The liberal yin to Friedman’s free market yang was Paul Samuelson. Like Friedman, Samuelson worked at both the highest level of academic, economic abstraction, and in communicating his views to a wider audience. If you studied economics at college, the chances are that you used either Samuelson’s textbook Economics, or a more recent version by William Nordhaus (announced a Nobel winner today) which carries it on. 

Between 1966 and 1981, both men wrote columns for Newsweek (Friedman continued until 1984). Many of these can be found in four books, now sadly out of print, but still attainable for a reasonable price. An Economist’s Protest picks up Friedman’s columns from 1966 to 1974 with Bright Promises, Dismal Performance taking them up to 1982. For Samuelson, The Samuelson Sampler and Economics from the Heart respectively cover the same periods. The two men, good friends in real life, offer differing perspectives on a period which covered the end of the post-war Golden Age, Stagflation, and the rise of Reaganomics. The economics of Friedman eclipses that of Samuelson.

The Economics of Life by Gary Becker

Like Samuelson and Friedman, Gary Becker was a Nobel prize winner in economics. Again, he was a first rate academic economist who applied economic principles to a variety of fields, from the family to crime to education.

From 1985 to 2004, he wrote a monthly column for Business Week. The first eleven years worth are collected in The Economics of Life. This was a period when, following the experiences of the 1970s, macroeconomic intervention was frowned upon and a consensus of sorts had formed around free markets. Reflecting this, Becker’s columns focus more on microeconomic issues such as crime and discrimination. Here you get accessible distillations of the often math heavy academic work which won him his Nobel prize and made him one of the most influential economists of the last three decades. Every Freakonomist is following in Becker’s footsteps.

These six books offer a course in both economics and the economic aspects of post-war U.S. history. They also offer a window on a time when debate about these issues was, perhaps, less shrill than it is now. It was also, probably, more fruitful.

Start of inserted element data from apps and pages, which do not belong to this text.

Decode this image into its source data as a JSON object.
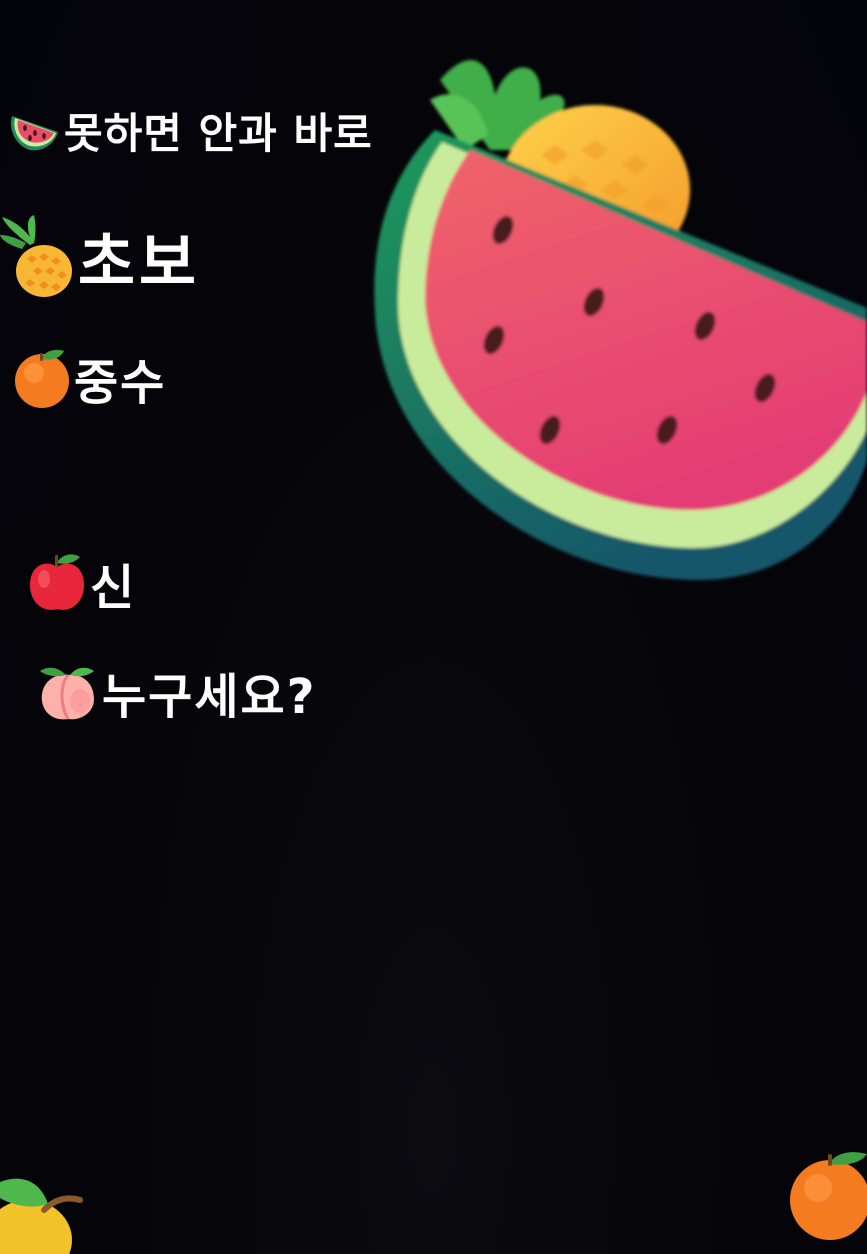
{
  "lines": [
    {
      "icon": "watermelon-icon",
      "text": "못하면 안과 바로"
    },
    {
      "icon": "pineapple-icon",
      "text": "초보"
    },
    {
      "icon": "tangerine-icon",
      "text": "중수"
    },
    {
      "icon": "apple-icon",
      "text": "신"
    },
    {
      "icon": "peach-icon",
      "text": "누구세요?"
    }
  ],
  "decorations": {
    "large": [
      "pineapple-icon",
      "watermelon-icon"
    ],
    "corners": [
      "pear-icon",
      "tangerine-icon"
    ]
  },
  "colors": {
    "background": "#04040c",
    "text": "#ffffff",
    "watermelon_flesh": "#ea4c6a",
    "watermelon_rind": "#1f8a5c",
    "pineapple": "#f5b53a",
    "tangerine": "#f47b20",
    "apple": "#e8283a",
    "peach": "#ffb0a8"
  }
}
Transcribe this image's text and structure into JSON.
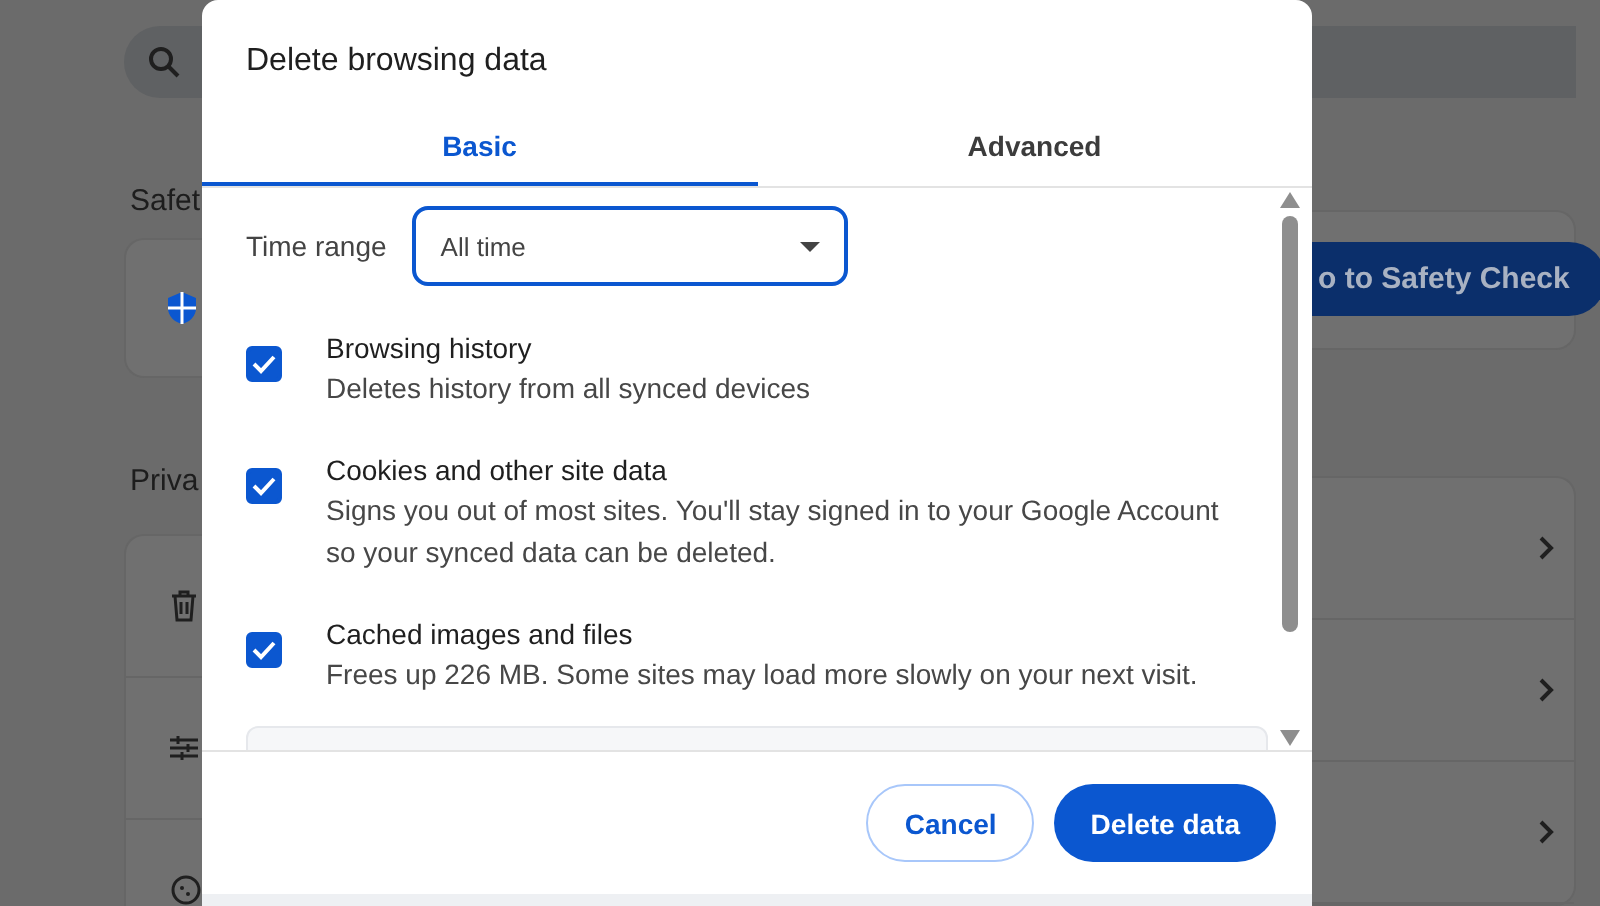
{
  "page": {
    "sections": [
      {
        "kind": "safety",
        "heading": "Safet",
        "button": "o to Safety Check"
      },
      {
        "kind": "privacy",
        "heading": "Priva",
        "rows": [
          {
            "kind": "trash"
          },
          {
            "kind": "tune"
          },
          {
            "kind": "cookie"
          }
        ]
      }
    ]
  },
  "dialog": {
    "title": "Delete browsing data",
    "tabs": [
      {
        "label": "Basic",
        "selected": true
      },
      {
        "label": "Advanced",
        "selected": false
      }
    ],
    "time_range": {
      "label": "Time range",
      "value": "All time"
    },
    "options": [
      {
        "title": "Browsing history",
        "description": "Deletes history from all synced devices",
        "checked": true
      },
      {
        "title": "Cookies and other site data",
        "description": "Signs you out of most sites. You'll stay signed in to your Google Account so your synced data can be deleted.",
        "checked": true
      },
      {
        "title": "Cached images and files",
        "description": "Frees up 226 MB. Some sites may load more slowly on your next visit.",
        "checked": true
      }
    ],
    "buttons": [
      {
        "label": "Cancel",
        "kind": "secondary"
      },
      {
        "label": "Delete data",
        "kind": "primary"
      }
    ]
  }
}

John Phelan is an economist at the Center of the American Experiment.